(Exercise data Opens)

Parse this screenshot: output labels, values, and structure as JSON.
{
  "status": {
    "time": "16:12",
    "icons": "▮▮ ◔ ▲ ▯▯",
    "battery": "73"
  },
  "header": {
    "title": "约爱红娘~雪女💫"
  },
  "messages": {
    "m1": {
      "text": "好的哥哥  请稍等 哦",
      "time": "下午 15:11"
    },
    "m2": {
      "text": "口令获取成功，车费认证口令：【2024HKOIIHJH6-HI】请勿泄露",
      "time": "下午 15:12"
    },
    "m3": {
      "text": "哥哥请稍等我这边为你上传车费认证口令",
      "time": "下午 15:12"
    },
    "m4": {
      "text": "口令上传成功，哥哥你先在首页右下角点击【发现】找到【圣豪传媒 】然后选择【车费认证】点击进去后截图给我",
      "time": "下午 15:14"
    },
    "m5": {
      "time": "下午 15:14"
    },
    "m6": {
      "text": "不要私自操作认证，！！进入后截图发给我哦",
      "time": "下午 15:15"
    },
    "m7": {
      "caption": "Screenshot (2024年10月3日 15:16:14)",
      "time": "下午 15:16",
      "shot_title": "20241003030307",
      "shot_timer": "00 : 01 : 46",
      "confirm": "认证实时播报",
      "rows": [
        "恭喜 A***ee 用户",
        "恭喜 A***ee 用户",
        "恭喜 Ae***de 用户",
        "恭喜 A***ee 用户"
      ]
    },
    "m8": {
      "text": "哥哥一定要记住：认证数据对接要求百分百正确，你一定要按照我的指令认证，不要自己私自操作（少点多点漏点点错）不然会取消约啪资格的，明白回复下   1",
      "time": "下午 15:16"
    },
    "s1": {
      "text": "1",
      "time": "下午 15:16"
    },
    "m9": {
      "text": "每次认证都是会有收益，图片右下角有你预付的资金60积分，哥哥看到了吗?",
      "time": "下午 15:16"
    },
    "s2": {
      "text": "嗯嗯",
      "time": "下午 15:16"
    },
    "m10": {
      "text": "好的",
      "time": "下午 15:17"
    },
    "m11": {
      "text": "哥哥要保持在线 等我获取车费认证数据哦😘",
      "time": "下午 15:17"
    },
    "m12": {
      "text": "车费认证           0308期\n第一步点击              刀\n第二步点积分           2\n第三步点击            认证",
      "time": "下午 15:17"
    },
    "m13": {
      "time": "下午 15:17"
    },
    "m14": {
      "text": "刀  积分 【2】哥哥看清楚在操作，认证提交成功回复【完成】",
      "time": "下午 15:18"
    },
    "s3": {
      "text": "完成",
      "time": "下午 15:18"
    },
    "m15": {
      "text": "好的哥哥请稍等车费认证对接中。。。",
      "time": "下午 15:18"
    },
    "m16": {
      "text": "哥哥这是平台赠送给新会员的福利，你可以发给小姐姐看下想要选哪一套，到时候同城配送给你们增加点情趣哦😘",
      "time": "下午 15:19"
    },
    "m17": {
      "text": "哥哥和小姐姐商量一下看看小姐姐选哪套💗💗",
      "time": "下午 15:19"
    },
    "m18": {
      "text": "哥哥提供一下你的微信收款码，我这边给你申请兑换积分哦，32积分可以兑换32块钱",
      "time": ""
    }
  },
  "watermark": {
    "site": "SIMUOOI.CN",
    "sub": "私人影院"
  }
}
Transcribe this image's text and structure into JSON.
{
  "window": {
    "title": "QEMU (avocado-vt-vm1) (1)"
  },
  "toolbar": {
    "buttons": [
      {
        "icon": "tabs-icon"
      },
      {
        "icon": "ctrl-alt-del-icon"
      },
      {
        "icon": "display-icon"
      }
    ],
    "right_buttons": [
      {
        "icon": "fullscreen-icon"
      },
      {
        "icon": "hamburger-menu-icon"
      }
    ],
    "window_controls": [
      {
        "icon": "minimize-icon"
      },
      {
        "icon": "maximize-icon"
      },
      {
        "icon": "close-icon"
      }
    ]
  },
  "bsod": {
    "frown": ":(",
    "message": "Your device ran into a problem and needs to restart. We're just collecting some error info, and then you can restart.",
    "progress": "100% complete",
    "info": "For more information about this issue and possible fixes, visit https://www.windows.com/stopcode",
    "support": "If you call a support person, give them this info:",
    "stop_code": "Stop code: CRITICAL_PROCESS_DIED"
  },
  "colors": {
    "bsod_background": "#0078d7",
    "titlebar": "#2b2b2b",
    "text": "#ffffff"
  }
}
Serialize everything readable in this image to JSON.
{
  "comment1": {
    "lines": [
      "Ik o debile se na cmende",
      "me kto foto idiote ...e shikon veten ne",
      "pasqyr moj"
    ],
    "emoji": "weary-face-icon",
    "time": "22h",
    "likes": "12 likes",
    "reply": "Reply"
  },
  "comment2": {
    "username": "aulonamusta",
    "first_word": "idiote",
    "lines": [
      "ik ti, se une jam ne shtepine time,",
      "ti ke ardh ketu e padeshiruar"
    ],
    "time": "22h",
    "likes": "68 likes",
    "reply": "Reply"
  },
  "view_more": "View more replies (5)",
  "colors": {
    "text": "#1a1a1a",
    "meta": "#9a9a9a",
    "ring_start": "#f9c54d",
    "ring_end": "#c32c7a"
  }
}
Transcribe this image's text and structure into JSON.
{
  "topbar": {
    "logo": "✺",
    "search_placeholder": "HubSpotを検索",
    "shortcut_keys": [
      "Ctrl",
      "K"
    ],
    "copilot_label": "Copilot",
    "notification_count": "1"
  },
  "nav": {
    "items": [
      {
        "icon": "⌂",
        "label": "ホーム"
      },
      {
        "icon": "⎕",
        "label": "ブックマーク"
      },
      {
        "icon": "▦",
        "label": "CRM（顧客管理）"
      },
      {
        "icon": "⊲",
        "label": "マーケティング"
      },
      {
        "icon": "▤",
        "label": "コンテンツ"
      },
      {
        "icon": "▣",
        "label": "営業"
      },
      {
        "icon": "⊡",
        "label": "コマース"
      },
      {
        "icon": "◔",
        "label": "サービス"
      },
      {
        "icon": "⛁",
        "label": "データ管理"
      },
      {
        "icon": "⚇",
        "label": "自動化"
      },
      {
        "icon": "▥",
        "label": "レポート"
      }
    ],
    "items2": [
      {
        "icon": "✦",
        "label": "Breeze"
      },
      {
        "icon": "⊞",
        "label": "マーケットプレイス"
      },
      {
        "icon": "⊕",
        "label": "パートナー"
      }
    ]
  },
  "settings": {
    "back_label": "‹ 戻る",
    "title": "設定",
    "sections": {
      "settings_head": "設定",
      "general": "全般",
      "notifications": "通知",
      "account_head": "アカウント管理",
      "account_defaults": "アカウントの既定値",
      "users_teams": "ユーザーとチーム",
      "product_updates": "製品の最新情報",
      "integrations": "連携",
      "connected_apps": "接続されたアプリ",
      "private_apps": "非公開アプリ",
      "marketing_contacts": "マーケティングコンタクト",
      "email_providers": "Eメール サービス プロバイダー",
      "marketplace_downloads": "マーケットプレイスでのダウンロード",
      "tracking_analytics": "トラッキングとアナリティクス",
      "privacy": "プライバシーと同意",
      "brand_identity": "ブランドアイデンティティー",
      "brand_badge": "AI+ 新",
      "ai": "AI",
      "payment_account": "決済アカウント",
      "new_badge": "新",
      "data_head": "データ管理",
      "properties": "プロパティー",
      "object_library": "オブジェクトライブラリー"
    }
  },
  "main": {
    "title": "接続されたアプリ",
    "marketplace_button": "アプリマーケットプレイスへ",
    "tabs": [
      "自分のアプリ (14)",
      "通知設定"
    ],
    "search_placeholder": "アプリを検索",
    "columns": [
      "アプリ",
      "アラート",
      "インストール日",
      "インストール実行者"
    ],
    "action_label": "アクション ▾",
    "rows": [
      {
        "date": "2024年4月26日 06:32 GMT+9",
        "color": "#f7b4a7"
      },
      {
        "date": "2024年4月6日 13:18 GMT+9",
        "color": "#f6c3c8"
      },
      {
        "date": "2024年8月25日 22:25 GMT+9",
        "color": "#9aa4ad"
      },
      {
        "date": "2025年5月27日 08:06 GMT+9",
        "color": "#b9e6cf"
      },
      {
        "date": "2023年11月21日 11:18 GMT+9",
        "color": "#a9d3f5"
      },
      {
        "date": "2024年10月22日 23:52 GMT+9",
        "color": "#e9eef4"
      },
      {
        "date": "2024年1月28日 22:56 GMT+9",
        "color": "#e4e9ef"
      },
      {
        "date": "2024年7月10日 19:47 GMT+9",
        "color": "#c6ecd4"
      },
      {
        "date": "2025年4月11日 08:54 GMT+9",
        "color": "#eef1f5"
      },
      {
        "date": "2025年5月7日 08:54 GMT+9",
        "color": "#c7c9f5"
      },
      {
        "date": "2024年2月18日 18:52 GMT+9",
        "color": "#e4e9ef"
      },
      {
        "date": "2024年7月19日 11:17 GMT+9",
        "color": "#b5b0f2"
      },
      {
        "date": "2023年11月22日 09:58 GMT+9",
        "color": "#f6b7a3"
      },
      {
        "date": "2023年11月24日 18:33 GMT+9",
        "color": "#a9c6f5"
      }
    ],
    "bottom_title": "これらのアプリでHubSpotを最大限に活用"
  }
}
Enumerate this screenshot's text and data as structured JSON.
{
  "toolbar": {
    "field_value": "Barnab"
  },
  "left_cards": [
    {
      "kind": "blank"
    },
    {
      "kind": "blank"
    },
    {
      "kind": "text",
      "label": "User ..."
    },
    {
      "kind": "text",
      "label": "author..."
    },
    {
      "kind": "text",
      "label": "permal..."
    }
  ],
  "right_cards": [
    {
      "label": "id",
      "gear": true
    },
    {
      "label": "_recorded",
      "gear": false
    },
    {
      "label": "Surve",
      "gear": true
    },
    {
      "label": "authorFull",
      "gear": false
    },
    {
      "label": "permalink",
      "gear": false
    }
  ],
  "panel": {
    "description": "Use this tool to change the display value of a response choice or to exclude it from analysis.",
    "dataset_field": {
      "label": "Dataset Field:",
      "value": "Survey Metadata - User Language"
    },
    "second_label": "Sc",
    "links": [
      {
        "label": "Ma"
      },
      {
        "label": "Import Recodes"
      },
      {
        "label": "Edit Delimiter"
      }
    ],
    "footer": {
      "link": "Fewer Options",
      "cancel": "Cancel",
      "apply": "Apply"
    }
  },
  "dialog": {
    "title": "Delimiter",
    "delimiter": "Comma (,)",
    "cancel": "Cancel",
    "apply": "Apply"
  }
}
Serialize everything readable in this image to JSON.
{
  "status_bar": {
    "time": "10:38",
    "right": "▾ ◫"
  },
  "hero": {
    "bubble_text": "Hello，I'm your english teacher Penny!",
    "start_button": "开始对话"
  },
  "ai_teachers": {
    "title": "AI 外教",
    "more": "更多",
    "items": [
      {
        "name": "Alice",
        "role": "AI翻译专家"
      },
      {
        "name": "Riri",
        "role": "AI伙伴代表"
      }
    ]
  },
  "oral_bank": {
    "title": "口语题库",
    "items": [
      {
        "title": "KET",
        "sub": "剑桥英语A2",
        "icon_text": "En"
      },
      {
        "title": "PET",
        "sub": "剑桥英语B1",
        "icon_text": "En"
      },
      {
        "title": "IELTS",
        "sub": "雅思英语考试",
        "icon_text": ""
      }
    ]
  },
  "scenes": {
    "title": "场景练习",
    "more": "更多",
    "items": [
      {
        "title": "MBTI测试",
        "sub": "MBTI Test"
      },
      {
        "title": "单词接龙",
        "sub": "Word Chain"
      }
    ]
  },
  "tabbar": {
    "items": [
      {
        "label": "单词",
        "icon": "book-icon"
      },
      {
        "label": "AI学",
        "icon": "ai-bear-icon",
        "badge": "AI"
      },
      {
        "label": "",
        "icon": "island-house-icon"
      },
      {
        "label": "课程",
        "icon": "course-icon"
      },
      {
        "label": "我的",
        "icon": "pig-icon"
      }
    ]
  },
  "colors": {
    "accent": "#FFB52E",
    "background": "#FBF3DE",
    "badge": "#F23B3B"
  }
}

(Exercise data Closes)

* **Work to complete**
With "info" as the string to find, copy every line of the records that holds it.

* **Answer to the exercise**
    "message": "Your device ran into a problem and needs to restart. We're just collecting some error info, and then you can restart.",
    "info": "For more information about this issue and possible fixes, visit https://www.windows.com/stopcode",
    "support": "If you call a support person, give them this info:",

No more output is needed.